Research talks from Resnick Graduate Research Fellow Cody Finke & Resnick Postdoctoral Scholar Justin Jasper
Please join us!
Finke's talk: "Proof of Concept for Using Atomic Layer Deposition to Tune Surface Electronics and Catalytic Overpotentials of a Heterogeneous Electrocatalyst, Applied to IrO2 as a Chlorine Evolution Reaction Catalyst for Wastewater Treatment in the Developing World"
Rational optimization is a critical problem in the field of heterogeneous electrocatalysis, and more tools are needed to be able to rationally create and tune catalytic active sites. By coating the chlorine evolution reaction (CER) catalyst IrO2 with a small number of TiO2 atomic layer deposition (ALD) cycles, the catalytic parameters may be tuned in a Sabatier-like manner.

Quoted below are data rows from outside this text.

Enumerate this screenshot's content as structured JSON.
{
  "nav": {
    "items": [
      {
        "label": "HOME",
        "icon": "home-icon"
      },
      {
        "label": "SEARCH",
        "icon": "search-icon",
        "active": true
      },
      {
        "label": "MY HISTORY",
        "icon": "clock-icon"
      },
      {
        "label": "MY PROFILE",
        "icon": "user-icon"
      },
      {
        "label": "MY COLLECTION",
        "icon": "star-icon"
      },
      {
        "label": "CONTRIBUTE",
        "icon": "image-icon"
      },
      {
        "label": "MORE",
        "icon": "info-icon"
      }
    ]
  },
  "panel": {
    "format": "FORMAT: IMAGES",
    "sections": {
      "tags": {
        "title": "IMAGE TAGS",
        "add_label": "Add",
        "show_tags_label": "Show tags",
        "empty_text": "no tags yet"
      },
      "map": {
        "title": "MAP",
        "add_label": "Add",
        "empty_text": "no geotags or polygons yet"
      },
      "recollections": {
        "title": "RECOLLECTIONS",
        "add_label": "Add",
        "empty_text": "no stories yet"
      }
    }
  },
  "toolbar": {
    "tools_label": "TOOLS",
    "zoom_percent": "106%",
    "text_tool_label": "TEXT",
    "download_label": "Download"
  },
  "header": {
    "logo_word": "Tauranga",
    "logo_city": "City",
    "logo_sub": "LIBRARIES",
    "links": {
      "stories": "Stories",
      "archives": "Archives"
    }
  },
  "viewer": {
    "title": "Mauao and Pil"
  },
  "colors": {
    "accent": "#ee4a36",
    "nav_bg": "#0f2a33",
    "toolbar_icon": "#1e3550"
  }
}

Potential of Zero Charge measurements show that adding different numbers of ALD cycles of TiO2 works to tune the surface electronics to an intermediate state between TiO2 and IrO2. This is a proof of concept that ALD can be used to tune the surface electronics of a catalyst for the environmentally important CER. Based on this proof of concept, it may be possible to use ALD to tune the electronic properties of other electrocatalysts for reactions or to tune non-precious metal based catalysts to be active for critical reactions.

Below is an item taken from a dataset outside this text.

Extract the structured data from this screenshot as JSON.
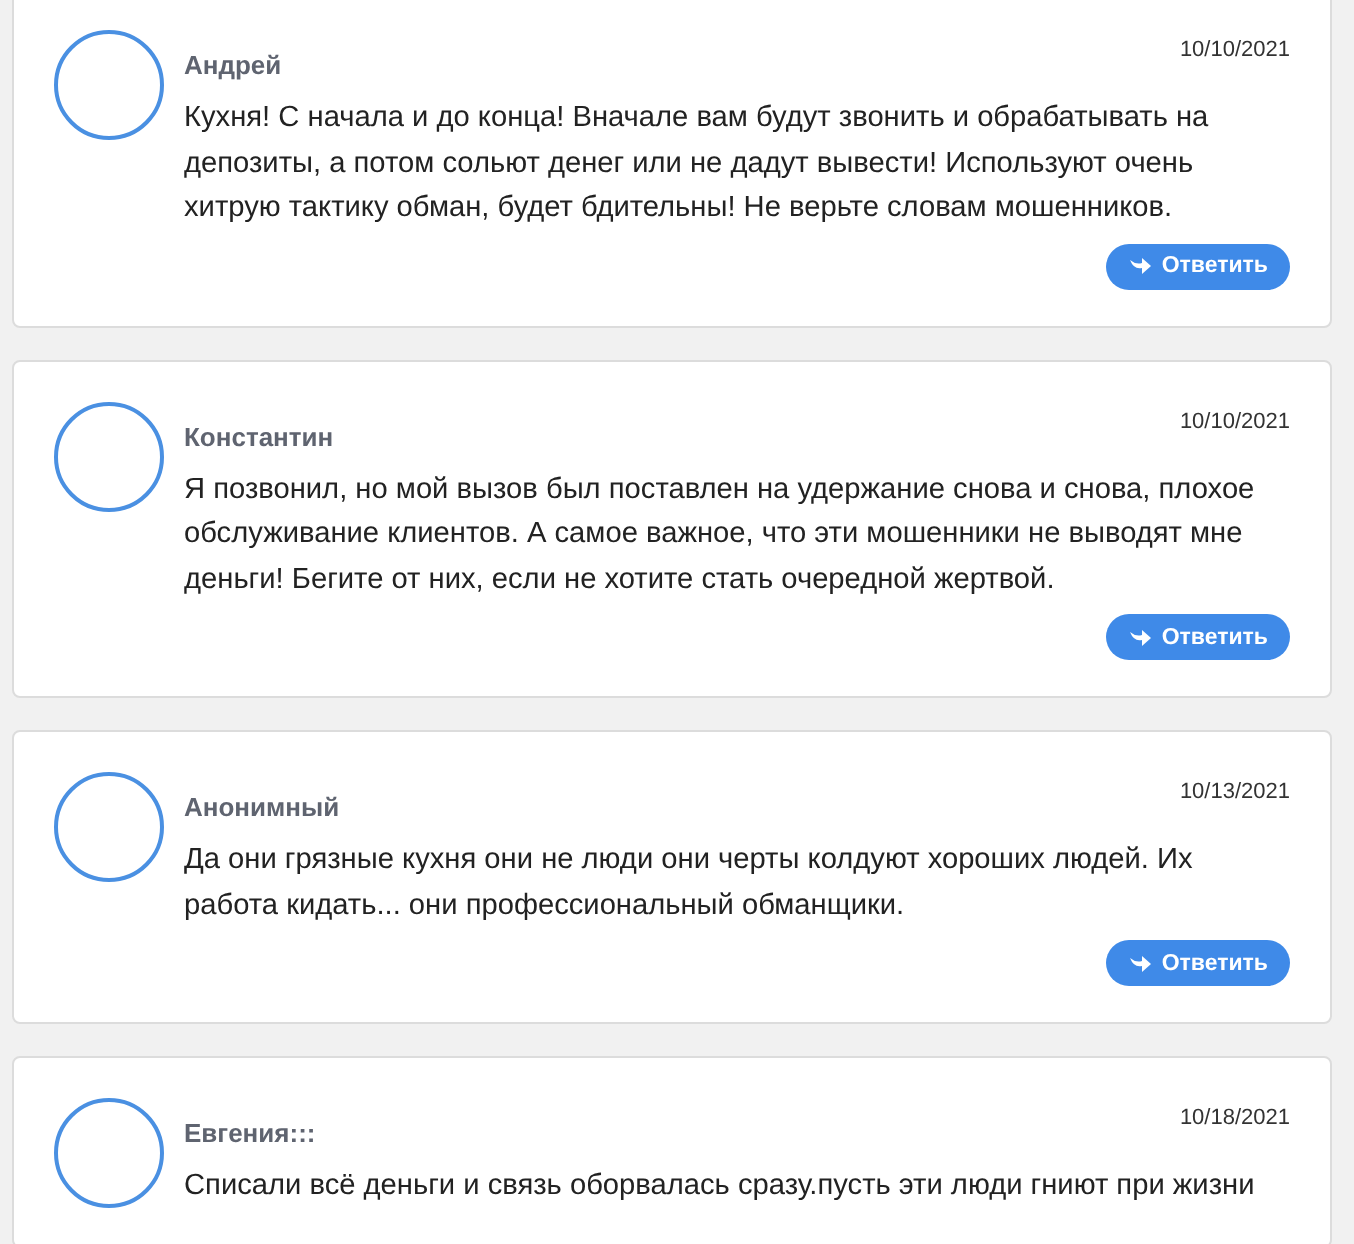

Jasper's talk: "Fate of Organic Chemicals during Electrochemical Wastewater Treatment: Pharmaceuticals and Disinfection By-Products"

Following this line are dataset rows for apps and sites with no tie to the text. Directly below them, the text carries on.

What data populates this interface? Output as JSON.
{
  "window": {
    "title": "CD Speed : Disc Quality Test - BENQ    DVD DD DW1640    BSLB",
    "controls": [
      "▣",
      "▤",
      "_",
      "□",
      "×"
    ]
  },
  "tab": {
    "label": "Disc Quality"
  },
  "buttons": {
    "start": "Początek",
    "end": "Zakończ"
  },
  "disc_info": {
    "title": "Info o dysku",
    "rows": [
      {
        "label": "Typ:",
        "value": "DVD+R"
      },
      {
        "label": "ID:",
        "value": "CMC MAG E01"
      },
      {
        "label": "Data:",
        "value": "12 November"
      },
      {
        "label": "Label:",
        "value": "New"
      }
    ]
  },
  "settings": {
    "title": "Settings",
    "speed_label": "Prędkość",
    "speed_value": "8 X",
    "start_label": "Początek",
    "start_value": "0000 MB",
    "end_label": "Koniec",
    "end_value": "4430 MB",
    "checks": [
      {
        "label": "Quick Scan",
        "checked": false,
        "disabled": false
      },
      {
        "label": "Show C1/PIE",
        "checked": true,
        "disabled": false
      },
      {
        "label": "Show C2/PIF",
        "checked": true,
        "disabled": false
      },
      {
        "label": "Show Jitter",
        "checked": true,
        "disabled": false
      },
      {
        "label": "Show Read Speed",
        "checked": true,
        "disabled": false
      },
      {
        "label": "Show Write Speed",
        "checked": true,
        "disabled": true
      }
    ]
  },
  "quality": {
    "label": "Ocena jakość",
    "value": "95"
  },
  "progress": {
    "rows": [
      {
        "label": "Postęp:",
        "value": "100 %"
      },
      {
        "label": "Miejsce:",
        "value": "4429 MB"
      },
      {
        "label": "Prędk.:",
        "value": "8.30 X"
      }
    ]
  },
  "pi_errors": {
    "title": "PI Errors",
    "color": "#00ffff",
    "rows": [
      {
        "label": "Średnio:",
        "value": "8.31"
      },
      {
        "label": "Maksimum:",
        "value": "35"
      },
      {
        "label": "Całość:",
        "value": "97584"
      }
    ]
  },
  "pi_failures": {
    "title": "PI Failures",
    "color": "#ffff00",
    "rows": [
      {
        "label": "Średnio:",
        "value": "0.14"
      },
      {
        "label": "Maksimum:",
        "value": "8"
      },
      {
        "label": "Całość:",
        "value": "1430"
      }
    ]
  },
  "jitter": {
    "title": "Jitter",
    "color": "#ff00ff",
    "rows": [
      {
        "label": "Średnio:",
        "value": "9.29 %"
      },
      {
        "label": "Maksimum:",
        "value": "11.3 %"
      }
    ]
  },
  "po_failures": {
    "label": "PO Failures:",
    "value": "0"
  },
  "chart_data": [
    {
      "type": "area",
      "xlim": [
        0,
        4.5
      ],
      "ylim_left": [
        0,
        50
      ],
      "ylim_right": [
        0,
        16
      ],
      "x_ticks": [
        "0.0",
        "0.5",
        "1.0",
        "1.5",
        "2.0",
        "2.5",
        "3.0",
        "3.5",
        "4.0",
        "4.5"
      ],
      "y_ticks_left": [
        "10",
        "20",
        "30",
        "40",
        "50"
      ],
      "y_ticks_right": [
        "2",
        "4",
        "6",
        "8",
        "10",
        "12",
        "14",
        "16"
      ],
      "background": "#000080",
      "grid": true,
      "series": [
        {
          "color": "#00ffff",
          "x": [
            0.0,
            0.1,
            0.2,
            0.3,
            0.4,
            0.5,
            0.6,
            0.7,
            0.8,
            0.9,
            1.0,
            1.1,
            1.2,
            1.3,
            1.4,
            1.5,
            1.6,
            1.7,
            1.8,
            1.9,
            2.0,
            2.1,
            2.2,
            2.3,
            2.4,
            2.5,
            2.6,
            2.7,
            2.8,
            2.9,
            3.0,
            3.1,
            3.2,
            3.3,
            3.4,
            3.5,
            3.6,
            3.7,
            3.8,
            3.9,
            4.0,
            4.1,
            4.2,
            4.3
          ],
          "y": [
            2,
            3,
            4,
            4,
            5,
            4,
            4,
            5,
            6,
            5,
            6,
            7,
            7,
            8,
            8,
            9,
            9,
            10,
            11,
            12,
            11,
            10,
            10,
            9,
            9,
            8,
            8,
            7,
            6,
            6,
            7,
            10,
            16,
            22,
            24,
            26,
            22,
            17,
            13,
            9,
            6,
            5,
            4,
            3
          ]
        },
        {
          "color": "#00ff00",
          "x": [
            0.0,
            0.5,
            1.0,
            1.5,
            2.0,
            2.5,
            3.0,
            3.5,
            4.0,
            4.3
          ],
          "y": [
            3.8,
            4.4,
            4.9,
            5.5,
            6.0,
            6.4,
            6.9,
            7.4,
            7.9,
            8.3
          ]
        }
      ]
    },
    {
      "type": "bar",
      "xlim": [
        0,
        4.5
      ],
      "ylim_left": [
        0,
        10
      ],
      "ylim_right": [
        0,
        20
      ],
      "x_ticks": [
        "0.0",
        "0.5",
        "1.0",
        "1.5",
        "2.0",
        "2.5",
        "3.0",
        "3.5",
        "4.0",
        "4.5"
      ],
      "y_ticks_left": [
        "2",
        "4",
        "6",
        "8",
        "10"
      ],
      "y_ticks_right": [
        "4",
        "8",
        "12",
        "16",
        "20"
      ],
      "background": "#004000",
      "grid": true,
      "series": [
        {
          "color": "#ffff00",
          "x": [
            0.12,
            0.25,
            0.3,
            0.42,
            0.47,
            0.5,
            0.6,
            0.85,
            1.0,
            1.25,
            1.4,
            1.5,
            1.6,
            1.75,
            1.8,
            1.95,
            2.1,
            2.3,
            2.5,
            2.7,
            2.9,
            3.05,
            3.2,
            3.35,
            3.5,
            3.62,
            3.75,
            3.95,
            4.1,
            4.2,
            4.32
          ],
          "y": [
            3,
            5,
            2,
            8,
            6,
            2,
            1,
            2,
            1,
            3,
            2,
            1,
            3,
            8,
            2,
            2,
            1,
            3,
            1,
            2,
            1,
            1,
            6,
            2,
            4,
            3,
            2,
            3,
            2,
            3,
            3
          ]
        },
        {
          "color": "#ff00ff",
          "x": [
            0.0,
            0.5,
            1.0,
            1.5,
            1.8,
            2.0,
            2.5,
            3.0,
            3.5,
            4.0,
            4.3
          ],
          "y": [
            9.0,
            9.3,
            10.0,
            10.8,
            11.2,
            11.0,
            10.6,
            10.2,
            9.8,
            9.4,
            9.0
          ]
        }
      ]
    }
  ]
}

Electrochemical processes holds promise for decentralized wastewater treatment, especially in developing countries where the infrastructure for conventional wastewater treatment is not available. While electrochemical treatment efficiently disinfects wastewater and removes nutrients, its ability to transform wastewater-derived trace organic contaminants, such as pharmaceuticals, is poorly understood. My talk will show that pharmaceuticals are efficiently transformed during electrochemical treatment, primarily via reaction with reactive chlorine species generated on mixed-metal anodes. Halogenated transformation products, which may be more toxic than parent compounds, also typically undergo further transformation during treatment. However, the production of regulated disinfection by-products, including haloacetic acids and trihalomethanes, during electrochemical wastewater treatment remains a cause for concern.